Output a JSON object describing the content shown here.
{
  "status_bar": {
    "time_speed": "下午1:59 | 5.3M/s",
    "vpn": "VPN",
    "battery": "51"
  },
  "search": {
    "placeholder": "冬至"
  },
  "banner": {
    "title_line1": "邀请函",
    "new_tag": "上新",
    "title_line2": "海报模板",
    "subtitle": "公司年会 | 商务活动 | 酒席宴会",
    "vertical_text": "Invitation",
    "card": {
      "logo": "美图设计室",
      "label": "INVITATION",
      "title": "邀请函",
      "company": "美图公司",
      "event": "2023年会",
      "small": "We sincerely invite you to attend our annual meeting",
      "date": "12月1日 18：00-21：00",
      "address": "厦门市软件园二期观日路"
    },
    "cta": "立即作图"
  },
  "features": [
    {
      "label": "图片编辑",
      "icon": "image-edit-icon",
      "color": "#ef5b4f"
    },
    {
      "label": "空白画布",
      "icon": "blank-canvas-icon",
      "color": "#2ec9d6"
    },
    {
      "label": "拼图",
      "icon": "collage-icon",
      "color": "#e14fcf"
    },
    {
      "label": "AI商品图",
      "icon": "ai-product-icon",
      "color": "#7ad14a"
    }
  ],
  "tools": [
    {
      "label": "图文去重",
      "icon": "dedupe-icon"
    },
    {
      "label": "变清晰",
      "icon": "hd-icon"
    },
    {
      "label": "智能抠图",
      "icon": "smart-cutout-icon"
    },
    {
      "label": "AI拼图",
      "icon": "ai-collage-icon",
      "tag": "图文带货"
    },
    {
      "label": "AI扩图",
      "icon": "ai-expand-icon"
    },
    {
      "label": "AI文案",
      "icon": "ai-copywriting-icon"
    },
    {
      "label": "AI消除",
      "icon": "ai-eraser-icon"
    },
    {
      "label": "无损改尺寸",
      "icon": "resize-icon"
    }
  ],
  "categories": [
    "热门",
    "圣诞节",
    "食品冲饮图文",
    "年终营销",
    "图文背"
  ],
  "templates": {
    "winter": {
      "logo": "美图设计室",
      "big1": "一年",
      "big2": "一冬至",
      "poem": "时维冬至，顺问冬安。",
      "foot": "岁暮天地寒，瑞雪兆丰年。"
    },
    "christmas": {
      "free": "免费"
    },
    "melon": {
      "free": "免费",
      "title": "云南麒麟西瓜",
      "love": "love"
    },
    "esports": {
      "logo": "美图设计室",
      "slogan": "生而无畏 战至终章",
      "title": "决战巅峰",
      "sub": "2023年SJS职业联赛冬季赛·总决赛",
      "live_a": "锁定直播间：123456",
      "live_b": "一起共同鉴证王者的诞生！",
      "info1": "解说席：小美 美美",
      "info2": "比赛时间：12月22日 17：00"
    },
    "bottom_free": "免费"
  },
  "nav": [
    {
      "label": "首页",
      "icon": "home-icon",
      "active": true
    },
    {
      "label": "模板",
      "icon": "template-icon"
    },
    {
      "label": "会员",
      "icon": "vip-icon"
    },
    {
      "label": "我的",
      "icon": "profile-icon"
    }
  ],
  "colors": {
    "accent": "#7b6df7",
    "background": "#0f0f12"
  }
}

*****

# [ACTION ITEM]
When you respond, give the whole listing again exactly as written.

# [WRITTEN REPLY]
Output a JSON object describing the content shown here.
{
  "status_bar": {
    "time_speed": "下午1:59 | 5.3M/s",
    "vpn": "VPN",
    "battery": "51"
  },
  "search": {
    "placeholder": "冬至"
  },
  "banner": {
    "title_line1": "邀请函",
    "new_tag": "上新",
    "title_line2": "海报模板",
    "subtitle": "公司年会 | 商务活动 | 酒席宴会",
    "vertical_text": "Invitation",
    "card": {
      "logo": "美图设计室",
      "label": "INVITATION",
      "title": "邀请函",
      "company": "美图公司",
      "event": "2023年会",
      "small": "We sincerely invite you to attend our annual meeting",
      "date": "12月1日 18：00-21：00",
      "address": "厦门市软件园二期观日路"
    },
    "cta": "立即作图"
  },
  "features": [
    {
      "label": "图片编辑",
      "icon": "image-edit-icon",
      "color": "#ef5b4f"
    },
    {
      "label": "空白画布",
      "icon": "blank-canvas-icon",
      "color": "#2ec9d6"
    },
    {
      "label": "拼图",
      "icon": "collage-icon",
      "color": "#e14fcf"
    },
    {
      "label": "AI商品图",
      "icon": "ai-product-icon",
      "color": "#7ad14a"
    }
  ],
  "tools": [
    {
      "label": "图文去重",
      "icon": "dedupe-icon"
    },
    {
      "label": "变清晰",
      "icon": "hd-icon"
    },
    {
      "label": "智能抠图",
      "icon": "smart-cutout-icon"
    },
    {
      "label": "AI拼图",
      "icon": "ai-collage-icon",
      "tag": "图文带货"
    },
    {
      "label": "AI扩图",
      "icon": "ai-expand-icon"
    },
    {
      "label": "AI文案",
      "icon": "ai-copywriting-icon"
    },
    {
      "label": "AI消除",
      "icon": "ai-eraser-icon"
    },
    {
      "label": "无损改尺寸",
      "icon": "resize-icon"
    }
  ],
  "categories": [
    "热门",
    "圣诞节",
    "食品冲饮图文",
    "年终营销",
    "图文背"
  ],
  "templates": {
    "winter": {
      "logo": "美图设计室",
      "big1": "一年",
      "big2": "一冬至",
      "poem": "时维冬至，顺问冬安。",
      "foot": "岁暮天地寒，瑞雪兆丰年。"
    },
    "christmas": {
      "free": "免费"
    },
    "melon": {
      "free": "免费",
      "title": "云南麒麟西瓜",
      "love": "love"
    },
    "esports": {
      "logo": "美图设计室",
      "slogan": "生而无畏 战至终章",
      "title": "决战巅峰",
      "sub": "2023年SJS职业联赛冬季赛·总决赛",
      "live_a": "锁定直播间：123456",
      "live_b": "一起共同鉴证王者的诞生！",
      "info1": "解说席：小美 美美",
      "info2": "比赛时间：12月22日 17：00"
    },
    "bottom_free": "免费"
  },
  "nav": [
    {
      "label": "首页",
      "icon": "home-icon",
      "active": true
    },
    {
      "label": "模板",
      "icon": "template-icon"
    },
    {
      "label": "会员",
      "icon": "vip-icon"
    },
    {
      "label": "我的",
      "icon": "profile-icon"
    }
  ],
  "colors": {
    "accent": "#7b6df7",
    "background": "#0f0f12"
  }
}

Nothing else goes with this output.